▶ **Work instructions**:
Among the entries that follow, how many lines contain the word "фигуры"? Give the number alone.

BEGIN Exercise material

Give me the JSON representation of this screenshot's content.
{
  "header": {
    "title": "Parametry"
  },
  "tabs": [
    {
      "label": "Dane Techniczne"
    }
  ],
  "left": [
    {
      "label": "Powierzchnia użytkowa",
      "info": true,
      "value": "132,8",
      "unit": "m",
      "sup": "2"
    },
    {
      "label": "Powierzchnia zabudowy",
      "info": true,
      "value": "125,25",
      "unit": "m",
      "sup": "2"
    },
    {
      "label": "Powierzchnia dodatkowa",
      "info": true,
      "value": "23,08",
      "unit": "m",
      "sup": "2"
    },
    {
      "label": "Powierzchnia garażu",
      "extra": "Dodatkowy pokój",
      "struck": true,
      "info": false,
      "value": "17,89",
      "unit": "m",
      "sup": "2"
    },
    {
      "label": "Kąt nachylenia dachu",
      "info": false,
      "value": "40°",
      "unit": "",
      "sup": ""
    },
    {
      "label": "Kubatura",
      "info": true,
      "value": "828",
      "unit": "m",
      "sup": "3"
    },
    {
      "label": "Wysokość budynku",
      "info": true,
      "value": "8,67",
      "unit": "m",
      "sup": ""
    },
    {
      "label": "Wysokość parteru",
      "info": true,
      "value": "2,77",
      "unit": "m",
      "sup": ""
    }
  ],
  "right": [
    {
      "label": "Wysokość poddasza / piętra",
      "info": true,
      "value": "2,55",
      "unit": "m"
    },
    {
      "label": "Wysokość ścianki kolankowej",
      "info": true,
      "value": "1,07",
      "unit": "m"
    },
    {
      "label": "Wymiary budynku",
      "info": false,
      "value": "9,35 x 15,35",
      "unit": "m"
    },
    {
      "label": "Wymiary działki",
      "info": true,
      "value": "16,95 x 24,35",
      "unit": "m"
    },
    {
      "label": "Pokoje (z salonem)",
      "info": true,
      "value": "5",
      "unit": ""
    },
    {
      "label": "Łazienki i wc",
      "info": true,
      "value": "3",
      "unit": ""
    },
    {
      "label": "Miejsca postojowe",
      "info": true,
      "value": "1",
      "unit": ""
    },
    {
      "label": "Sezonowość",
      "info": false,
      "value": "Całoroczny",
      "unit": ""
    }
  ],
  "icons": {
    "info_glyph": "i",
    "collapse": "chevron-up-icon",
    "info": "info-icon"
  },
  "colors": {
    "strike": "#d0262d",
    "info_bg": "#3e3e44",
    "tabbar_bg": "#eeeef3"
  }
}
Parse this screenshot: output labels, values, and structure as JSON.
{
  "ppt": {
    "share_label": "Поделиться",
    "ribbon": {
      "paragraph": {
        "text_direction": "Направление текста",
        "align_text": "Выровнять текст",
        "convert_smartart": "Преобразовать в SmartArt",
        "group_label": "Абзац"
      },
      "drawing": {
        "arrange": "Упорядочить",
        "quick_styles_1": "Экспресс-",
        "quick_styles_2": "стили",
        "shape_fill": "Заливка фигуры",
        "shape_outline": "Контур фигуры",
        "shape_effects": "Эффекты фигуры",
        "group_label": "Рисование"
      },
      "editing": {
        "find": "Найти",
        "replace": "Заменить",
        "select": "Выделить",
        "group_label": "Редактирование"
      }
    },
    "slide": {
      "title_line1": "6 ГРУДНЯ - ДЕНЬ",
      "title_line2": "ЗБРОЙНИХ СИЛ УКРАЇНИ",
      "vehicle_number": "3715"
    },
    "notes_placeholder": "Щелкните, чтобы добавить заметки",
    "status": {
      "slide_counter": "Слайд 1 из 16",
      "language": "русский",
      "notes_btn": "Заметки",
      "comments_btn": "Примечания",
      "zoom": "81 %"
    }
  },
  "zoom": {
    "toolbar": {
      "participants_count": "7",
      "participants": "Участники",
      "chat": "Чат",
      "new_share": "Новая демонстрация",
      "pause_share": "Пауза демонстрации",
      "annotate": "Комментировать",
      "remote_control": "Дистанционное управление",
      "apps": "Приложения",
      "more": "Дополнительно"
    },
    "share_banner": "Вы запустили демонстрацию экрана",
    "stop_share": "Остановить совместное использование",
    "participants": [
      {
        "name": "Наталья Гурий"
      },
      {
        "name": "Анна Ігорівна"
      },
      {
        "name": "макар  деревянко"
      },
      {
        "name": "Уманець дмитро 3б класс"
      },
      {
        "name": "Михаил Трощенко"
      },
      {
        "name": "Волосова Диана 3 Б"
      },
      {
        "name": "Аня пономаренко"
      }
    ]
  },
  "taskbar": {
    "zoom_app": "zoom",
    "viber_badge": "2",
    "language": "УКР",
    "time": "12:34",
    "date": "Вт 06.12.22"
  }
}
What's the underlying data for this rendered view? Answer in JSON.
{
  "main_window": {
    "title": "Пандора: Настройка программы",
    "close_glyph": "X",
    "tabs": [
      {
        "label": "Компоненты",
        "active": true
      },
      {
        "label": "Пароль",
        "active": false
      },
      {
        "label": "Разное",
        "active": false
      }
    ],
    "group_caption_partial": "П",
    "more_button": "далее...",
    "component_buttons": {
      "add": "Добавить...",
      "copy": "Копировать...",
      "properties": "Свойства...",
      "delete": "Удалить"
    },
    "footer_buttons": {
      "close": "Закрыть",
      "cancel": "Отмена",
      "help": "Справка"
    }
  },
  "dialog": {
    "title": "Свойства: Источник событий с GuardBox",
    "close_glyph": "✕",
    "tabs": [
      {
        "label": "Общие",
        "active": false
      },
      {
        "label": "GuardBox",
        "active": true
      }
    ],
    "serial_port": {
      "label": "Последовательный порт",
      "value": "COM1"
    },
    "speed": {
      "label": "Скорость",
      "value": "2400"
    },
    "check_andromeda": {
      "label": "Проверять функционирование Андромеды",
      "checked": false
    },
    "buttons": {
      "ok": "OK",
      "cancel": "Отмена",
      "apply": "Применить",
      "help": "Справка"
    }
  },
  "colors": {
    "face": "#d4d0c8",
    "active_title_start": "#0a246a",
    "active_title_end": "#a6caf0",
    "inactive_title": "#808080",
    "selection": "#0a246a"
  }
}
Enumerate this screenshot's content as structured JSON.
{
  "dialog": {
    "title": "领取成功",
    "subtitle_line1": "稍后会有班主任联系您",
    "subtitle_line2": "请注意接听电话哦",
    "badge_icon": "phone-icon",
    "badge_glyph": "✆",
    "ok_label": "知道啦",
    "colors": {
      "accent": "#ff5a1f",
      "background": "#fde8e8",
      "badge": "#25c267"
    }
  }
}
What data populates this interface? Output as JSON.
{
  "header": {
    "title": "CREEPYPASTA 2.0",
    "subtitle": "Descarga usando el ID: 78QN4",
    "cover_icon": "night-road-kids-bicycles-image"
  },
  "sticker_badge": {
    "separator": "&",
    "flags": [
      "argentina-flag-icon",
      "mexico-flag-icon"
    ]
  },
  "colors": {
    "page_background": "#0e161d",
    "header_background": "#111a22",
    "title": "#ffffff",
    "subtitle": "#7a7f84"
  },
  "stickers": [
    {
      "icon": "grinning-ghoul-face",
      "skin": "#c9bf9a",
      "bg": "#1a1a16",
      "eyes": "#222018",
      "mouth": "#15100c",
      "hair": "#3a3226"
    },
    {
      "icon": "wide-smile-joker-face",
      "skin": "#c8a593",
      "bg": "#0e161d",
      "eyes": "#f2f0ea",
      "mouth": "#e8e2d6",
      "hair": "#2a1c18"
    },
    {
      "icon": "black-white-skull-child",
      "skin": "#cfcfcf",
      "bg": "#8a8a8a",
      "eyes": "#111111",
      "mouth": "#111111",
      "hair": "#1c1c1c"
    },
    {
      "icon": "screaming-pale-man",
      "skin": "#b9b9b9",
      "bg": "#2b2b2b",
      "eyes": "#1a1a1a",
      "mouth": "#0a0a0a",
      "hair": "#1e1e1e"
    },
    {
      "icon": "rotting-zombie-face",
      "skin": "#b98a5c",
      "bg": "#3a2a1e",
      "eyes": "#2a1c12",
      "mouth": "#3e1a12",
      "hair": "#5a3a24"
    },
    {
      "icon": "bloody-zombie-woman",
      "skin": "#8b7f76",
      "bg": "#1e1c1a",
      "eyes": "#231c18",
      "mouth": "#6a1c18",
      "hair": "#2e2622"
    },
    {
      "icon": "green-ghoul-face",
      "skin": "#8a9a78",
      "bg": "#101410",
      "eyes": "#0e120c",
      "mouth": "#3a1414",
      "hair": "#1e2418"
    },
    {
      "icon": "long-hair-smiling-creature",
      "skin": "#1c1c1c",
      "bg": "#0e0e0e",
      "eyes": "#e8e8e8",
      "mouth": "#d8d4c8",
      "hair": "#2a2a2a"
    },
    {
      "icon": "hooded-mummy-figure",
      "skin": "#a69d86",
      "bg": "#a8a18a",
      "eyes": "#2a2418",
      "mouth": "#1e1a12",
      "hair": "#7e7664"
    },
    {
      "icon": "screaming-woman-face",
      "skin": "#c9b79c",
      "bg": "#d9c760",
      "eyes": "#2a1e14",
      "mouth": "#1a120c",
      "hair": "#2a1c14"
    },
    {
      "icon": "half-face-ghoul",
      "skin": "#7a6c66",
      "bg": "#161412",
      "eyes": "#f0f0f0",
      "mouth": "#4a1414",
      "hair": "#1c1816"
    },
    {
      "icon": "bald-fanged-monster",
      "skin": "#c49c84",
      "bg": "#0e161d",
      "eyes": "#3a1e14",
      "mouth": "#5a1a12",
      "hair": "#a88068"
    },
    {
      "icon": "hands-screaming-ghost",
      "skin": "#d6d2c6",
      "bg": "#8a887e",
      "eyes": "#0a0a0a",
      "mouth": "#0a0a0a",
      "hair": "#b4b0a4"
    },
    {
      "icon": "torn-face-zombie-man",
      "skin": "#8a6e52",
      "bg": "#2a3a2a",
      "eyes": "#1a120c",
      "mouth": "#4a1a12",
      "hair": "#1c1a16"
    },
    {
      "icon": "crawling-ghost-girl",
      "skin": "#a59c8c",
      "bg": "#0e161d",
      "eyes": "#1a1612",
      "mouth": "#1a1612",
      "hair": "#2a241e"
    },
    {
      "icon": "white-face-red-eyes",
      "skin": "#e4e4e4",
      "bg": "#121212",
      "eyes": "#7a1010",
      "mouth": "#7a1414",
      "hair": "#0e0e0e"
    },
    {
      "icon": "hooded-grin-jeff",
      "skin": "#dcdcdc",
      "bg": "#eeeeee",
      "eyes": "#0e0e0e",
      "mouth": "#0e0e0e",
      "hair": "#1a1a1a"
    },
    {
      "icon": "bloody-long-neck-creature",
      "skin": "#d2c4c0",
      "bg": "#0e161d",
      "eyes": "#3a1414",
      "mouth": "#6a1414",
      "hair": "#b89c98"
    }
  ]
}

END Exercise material

▶ **Answer for the task**:
3